Energy setback PDF Print E-mail
Wednesday, 21 February 2018 12:00

BEHIND  THE  LINES

BY BOB JALDON

Cebu City —- The public and the politicians are complaining about traffic gridlock, especially at the junction of Mayor Jaldon/Sta. Maria Road and Gov. Camins Road, at peak hours of the day (5-8 p.m.) They blame it on our poor, oftentimes revised, traffic plan and the existence of  the blockbuster mall, KCC. Aha, wait for the ascendancy of SM-Mindpro and SM mall along Mayor Agan road and the Double-Dragon mall in Guiwan.

But if you think traffic in beloved Zamboanga is monstrous, try Cebu. From the ATR 70-seater Cebpac aircraft to the waiting shuttle bus, It took the pane 25 minutes to taxi. From the bus to the terminal, it took us another 25 minutes to reach the terminal as the plane had to give way to at least three incoming A-319. That’s airport traffic.

From the airport in Mactan on a white taxi (yellow cabs’ flag down rate is P70 compared to whites’ P40) to our hotel on Escario st., it took all of one hour to get there. That meant having dinner at Zubuchon at 9:00 p.m. which is not good for diabetics.

There’s just too many autos running in Cebu and Mandaue. The drivers here are more disrespectful than ours, giving no quarters to left-turning vehicles. Cebu has so many “T” intersections which are one of the causes of traffic. And, like Zamboanga, the streets here are narrow, designed by Magellan’s conquistadores. With the big ticket infrastructure program, Cebu will rise above all others in the Visayas and uncertain Mindanao in 10 years. They call it “Osmenanization.”

Supply of energy here has not been short despite the high demand of electricity to power mammoth malls, small arcades (the trend now) and big hotels and condos. Unlike Zamboanga!

While we don’t yet have a shortage of electricity in spite of the fact that pilferage of electricity is rampant that explains our 24 percent systems loss, we might experience frequent blackouts because of poor maintenance of distribution lines, old ready-to-explode transformers and defective meters.

We all know that the Zamboanga City Electric Cooperative is a dying system. It has a debt of more than ONE BILLION PESOS. To resolve this crisis, Zamcelco has entered into an Investment and Management Contract (IMC) with giant Meralco. After having awarded the contract to Meralco, the modified Terms of Reference (TOR) is still pending review and approval by the National Electrification Administration (NEA) since last January.

As Zamcelco is in the process of exploiting remedies to avoid total financial collapse, NEA seems to be delaying the final approval of the IMC instead of immediately awarding Zamcelco’s management and financial control to Meralco. What may be the real reason why NEA is unnecessary delaying the approval of the TOR to make the IMC operational?

NEA and the management and board of Zamcelco met in Manila last week to iron out the kinks in the TOR. Still no result.

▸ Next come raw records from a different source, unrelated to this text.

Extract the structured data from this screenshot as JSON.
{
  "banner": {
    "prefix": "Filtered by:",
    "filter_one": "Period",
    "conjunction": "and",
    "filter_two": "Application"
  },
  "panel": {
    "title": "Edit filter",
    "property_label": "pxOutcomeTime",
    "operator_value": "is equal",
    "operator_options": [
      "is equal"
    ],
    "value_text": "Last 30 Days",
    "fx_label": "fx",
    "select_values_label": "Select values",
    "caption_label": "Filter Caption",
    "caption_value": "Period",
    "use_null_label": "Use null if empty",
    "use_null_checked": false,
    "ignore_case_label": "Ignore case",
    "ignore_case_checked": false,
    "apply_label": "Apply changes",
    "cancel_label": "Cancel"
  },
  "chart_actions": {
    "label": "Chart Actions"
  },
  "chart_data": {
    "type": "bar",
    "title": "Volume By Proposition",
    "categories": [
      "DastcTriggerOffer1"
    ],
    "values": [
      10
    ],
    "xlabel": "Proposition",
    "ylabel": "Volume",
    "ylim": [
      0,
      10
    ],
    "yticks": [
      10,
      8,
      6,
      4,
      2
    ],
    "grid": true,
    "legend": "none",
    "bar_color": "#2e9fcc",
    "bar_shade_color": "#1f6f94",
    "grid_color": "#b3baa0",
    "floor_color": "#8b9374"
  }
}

Zamcelco has taken a bold leap to save itself, Zamboanga and the vocal industrial sector from disaster. It has broaden its vistas for cooperation with Meralco. There are no fat loans under this arrangement, only profit — something that has not been enjoyed by Zamcelco since it took over power service from City Electric.

NEA should act steadfastly on the TOR leading to the operationalization of the IMC. Zamboanga city will be turmoil again unless we wheel Zamcelco from the ICU to the recovery room, pronto! Zamcelco is incapable of relying on its resources, which it has none, to carry on as partners of the city government in economic construction.

Must El Presidente crack the whip on NEA for it to move?